Leave Me Alone With the Recipes: The Life, Art, and Cookbook of Cipe Pineles

The story of how this manuscript was found, and eventually published, is a serendipitous adventure, with many discoveries about the woman who created it, and connections with some of the people who knew her. In 2013 Sarah Rich was at an exhibition of the California International Antiquarian Book Fair in San Francisco. It was a chilly, somewhat gloomy day, and the books on display seemed to mirror that atmosphere. All the book jackets were in muted, dull color tones until, “The climactic moment of our visit to the fair could only be captured in the most brilliant hues, for the work we found that morning felt as new and bright as if the paint had been laid down yesterday. We were stopped in our tracks by a woman we’d never heard of and would never be lucky enough to meet, but would spend the next three years getting to know.” The eye-catching work was in a glass display case. It was a set of original paintings illustrating a compilation of recipes for traditional Jewish foods, in the East European style, but nothing else about the book, dated 1945, was traditional. The book had full-page, vibrant illustrations, brilliantly worked in gouache (opaque watercolor paints), accompanied by hand-written instructions in the most meticulous typeface. The layout of every page was different so that each one grabbed your attention with a glorious surprise and delight. The book’s title can be interpreted in at least two ways. Don’t bother me with recipes because I don’t need any--I know how to cook! Or, don’t bother me because I want to cook, paint, write–create! So began a quest, by Sarah Rich, Wendy McNaughton, Maria Popova and Debbie Millman to find out more about the book's creator and to get the book published.

As they would learn, she was Cipe Pineles (1908-1991), aka C. P. Pineles, the first female art director at Condé Nast Incorporated; the first independent female graphic designer in America; the first female member of the Art Directors Club; and the first woman inducted into the Art Directors Club Hall of Fame. She was posthumously awarded the lifetime achievement medal from the American Institute of Graphic Arts, known as the Nobel Prize of design.  She was an innovator and pioneer in art and media, and an immigrant to the United States. Born in Vienna, Austria in 1908, and the fourth of five children, she immigrated to the United States in 1915. She was a student at Bay Ridge High School in Brooklyn and won a Tiffany Foundation Scholarship to the Pratt Institute. Beyond being a “first female” or a trailblazer in the predominantly male world of advertising, design, publishing and illustration, Cipe was an innovator in the visual and written presentation of advertising. The discovered book was evidence of her originality and unique perspective. And the four women learned that Cipe Pineles was generous in helping others--a true mentor to many who were or would become well known.
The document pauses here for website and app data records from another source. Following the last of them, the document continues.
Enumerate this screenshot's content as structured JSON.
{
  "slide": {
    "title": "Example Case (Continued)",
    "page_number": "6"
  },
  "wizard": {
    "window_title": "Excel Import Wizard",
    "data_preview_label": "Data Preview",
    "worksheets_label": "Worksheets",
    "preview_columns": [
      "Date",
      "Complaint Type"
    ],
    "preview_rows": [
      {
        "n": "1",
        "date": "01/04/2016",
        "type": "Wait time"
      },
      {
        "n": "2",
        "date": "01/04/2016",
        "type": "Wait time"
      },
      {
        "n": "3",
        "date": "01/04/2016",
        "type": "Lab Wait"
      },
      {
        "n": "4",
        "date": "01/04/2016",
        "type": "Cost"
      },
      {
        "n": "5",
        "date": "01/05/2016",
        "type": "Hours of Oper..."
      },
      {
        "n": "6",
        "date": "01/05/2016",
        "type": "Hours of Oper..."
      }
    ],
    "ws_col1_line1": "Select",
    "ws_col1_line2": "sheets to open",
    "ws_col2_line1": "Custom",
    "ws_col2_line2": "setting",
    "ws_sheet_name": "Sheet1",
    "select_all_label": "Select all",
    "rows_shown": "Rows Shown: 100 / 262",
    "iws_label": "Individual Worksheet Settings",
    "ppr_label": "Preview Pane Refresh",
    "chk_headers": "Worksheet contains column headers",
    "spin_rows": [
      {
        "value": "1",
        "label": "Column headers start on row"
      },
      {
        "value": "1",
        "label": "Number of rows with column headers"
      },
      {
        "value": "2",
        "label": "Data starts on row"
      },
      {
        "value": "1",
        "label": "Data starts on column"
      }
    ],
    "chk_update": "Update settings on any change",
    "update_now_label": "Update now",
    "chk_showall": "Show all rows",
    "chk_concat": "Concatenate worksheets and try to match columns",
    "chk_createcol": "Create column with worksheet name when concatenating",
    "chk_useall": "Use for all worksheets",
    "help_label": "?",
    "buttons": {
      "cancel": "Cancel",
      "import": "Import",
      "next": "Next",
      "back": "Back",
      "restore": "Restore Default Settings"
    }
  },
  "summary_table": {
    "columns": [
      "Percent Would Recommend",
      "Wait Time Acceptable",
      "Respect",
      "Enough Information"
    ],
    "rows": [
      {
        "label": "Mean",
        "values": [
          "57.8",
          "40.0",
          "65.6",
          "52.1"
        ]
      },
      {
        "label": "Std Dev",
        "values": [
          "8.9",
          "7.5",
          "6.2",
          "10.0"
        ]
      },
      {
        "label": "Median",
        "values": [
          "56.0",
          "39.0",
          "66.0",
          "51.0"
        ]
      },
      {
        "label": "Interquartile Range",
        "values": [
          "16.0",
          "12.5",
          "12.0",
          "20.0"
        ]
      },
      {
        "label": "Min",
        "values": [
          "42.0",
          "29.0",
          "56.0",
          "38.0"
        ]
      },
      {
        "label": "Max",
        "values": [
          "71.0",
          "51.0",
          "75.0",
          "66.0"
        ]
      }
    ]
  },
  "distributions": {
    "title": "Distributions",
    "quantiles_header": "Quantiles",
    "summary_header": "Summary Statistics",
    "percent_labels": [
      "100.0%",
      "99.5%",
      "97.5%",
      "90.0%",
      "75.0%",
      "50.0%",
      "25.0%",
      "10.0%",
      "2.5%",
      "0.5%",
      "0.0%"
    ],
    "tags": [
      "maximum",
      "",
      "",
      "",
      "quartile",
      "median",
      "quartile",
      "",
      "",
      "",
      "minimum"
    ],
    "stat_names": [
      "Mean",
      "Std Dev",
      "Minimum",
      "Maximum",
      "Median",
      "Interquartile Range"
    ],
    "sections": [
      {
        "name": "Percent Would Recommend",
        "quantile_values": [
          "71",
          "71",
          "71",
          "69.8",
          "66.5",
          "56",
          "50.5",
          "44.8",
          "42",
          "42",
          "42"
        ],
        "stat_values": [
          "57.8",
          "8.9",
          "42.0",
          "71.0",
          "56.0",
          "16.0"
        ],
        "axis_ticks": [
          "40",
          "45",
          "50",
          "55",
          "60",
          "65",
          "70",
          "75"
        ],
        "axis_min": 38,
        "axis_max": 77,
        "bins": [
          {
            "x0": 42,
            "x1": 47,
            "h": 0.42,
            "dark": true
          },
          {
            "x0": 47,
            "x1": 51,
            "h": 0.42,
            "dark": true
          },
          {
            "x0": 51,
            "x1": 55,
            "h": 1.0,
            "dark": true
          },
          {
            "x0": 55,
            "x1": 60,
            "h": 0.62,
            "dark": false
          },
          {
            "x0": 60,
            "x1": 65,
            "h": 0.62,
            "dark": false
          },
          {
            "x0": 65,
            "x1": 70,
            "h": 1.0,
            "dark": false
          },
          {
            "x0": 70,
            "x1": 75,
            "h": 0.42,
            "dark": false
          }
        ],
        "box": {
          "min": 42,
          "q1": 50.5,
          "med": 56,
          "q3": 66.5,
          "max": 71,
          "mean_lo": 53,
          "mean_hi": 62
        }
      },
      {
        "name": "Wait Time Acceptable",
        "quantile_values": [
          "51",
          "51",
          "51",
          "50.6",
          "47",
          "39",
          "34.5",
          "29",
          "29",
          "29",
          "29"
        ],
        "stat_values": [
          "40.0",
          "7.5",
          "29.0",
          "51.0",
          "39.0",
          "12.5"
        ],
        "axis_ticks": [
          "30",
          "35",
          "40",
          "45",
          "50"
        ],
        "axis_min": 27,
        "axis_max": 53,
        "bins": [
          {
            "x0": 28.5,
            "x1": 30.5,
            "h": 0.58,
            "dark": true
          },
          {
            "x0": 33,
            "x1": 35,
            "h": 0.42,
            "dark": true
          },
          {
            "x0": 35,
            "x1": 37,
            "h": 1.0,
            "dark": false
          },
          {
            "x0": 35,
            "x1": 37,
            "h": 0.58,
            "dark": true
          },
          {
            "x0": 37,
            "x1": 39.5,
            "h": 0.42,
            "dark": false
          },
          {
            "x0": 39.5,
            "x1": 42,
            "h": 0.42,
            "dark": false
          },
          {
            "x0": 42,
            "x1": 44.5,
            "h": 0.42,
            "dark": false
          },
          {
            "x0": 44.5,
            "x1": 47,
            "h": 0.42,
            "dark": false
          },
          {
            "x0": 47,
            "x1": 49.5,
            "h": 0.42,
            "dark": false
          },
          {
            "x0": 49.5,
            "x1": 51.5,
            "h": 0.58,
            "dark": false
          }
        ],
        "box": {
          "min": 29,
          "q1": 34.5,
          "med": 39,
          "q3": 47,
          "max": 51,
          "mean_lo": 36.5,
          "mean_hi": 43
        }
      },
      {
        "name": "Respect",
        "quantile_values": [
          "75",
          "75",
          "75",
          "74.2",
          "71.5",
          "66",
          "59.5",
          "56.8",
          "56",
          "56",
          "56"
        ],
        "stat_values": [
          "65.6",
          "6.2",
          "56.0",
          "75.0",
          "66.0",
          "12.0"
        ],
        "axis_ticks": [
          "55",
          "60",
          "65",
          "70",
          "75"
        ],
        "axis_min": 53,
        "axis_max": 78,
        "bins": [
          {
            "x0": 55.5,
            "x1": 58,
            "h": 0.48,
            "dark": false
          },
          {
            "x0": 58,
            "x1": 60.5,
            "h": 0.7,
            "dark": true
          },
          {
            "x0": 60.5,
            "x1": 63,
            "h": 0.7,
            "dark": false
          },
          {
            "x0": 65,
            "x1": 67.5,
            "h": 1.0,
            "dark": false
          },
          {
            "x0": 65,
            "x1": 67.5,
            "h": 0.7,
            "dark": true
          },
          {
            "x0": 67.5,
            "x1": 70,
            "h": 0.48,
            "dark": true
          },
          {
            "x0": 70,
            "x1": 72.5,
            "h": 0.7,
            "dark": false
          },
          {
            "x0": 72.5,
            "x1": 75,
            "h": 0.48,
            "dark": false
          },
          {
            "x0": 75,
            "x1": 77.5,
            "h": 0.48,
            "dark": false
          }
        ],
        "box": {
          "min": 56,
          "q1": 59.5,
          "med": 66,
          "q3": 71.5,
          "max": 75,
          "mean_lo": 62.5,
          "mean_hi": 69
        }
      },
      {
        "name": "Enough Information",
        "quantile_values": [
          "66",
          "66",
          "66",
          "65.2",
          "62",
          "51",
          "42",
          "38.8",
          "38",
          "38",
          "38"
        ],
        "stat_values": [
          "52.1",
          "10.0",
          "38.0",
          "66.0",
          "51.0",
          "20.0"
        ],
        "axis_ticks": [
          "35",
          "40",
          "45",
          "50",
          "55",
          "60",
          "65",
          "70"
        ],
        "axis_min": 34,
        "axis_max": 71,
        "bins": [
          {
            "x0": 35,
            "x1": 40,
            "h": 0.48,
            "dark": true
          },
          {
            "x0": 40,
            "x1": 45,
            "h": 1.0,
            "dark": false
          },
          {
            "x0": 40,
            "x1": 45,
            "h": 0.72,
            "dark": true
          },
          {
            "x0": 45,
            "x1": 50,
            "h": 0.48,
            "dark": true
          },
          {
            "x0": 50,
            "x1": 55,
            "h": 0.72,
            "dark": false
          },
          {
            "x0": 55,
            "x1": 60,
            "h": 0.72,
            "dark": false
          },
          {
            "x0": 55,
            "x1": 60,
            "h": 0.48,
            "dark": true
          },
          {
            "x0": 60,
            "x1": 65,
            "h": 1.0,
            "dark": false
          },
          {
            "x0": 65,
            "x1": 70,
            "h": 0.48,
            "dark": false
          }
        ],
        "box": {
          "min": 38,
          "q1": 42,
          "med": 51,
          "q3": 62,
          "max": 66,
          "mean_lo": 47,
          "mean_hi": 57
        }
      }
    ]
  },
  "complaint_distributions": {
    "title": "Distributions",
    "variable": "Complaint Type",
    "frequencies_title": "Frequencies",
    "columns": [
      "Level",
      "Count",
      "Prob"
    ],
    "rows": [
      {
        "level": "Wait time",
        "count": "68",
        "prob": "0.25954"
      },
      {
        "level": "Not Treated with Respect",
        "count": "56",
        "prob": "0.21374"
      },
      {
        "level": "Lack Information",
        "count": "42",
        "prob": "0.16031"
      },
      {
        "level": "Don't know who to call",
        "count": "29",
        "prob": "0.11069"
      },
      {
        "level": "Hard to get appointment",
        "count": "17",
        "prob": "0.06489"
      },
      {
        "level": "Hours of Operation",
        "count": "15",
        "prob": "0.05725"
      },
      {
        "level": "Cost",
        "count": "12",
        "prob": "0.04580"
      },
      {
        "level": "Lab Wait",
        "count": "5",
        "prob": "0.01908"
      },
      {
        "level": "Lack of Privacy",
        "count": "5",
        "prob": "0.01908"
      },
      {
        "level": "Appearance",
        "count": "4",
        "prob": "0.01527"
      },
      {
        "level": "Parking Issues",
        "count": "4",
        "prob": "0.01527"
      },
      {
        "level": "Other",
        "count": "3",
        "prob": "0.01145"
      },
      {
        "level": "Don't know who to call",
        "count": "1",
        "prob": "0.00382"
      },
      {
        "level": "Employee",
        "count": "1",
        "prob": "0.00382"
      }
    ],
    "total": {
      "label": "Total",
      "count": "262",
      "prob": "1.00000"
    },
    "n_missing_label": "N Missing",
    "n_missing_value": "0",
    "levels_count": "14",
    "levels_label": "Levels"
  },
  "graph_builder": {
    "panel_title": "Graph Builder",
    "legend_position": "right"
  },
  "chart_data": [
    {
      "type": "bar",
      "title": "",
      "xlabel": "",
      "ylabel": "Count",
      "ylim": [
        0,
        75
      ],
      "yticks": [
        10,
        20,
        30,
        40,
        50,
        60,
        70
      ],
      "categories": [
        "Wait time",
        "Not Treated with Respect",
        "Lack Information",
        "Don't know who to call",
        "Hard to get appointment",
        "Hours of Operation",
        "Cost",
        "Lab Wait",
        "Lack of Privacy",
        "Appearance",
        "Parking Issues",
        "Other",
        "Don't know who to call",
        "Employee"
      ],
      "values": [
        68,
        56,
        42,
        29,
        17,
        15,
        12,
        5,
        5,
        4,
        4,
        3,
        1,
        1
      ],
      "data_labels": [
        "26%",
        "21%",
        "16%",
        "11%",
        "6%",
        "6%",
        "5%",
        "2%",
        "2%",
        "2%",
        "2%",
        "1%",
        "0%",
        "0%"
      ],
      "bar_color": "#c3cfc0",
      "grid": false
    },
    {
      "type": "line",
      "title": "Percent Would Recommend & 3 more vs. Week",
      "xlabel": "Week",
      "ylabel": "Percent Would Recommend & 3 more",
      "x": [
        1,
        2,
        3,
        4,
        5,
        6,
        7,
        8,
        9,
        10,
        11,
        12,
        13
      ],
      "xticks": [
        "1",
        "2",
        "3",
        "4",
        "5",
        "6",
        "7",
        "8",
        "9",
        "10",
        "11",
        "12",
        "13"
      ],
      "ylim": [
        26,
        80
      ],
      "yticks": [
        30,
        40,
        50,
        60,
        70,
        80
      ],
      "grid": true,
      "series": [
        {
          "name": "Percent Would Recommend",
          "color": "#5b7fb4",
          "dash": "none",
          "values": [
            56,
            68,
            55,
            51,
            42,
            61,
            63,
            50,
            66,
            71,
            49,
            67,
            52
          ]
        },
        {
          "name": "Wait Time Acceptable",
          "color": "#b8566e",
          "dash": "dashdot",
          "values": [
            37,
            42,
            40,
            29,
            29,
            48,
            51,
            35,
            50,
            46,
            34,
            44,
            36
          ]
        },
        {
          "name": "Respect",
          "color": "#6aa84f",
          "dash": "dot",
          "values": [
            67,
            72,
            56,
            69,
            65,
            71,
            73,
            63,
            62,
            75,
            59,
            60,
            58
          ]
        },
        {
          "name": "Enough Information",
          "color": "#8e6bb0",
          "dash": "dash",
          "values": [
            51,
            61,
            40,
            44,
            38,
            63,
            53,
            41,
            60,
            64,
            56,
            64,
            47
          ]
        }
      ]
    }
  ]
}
The book is arranged in chapters. The introduction and first eight chapters are written by people who worked in various professions, and shared their experiences and thoughts about the most remarkable Cipe.  The ninth chapter, “Leave Me Alone with the Recipes," is the original book. The tenth chapter, “Cipe’s Recipes Revisited,” is by Sarah Rich who adds, “I’ve attempted to repair what may be broken, update what’s no longer feasible or appropriate to our culinary moment, yet at the same time preserve the intention and integrity of the original dish.” She adds that the recipes were probably recited to Cipe by her mother. I will add that this is part of the oral tradition of food preparation, among home cooks and/or experienced chefs, who know by experience about quantities, methods of cooking and taste.

Throughout almost all of the book, including the end papers, the book is generously accompanied by the illustrations of Cipe Pineles.Those illustrations have the color and vibrancy that are reminiscent of the works of Feodor Rojankovsky, who illustrated and wrote numerous children’s books. And of the work of Eszter Haraszty, who was also an innovative woman, known for her use of vibrant colors and bold designs, as documented in the Knoll archive.  The Los Angeles Public Library owns one biography: Cipe Pineles: a life of design, which is excellent, but I think the work and contributions of Cipe Pineles deserves further research--perhaps another biography. For those interested in more of her other art work, it can be found at the Rochester Institute of Technology, the Cary Graphic Arts Collection.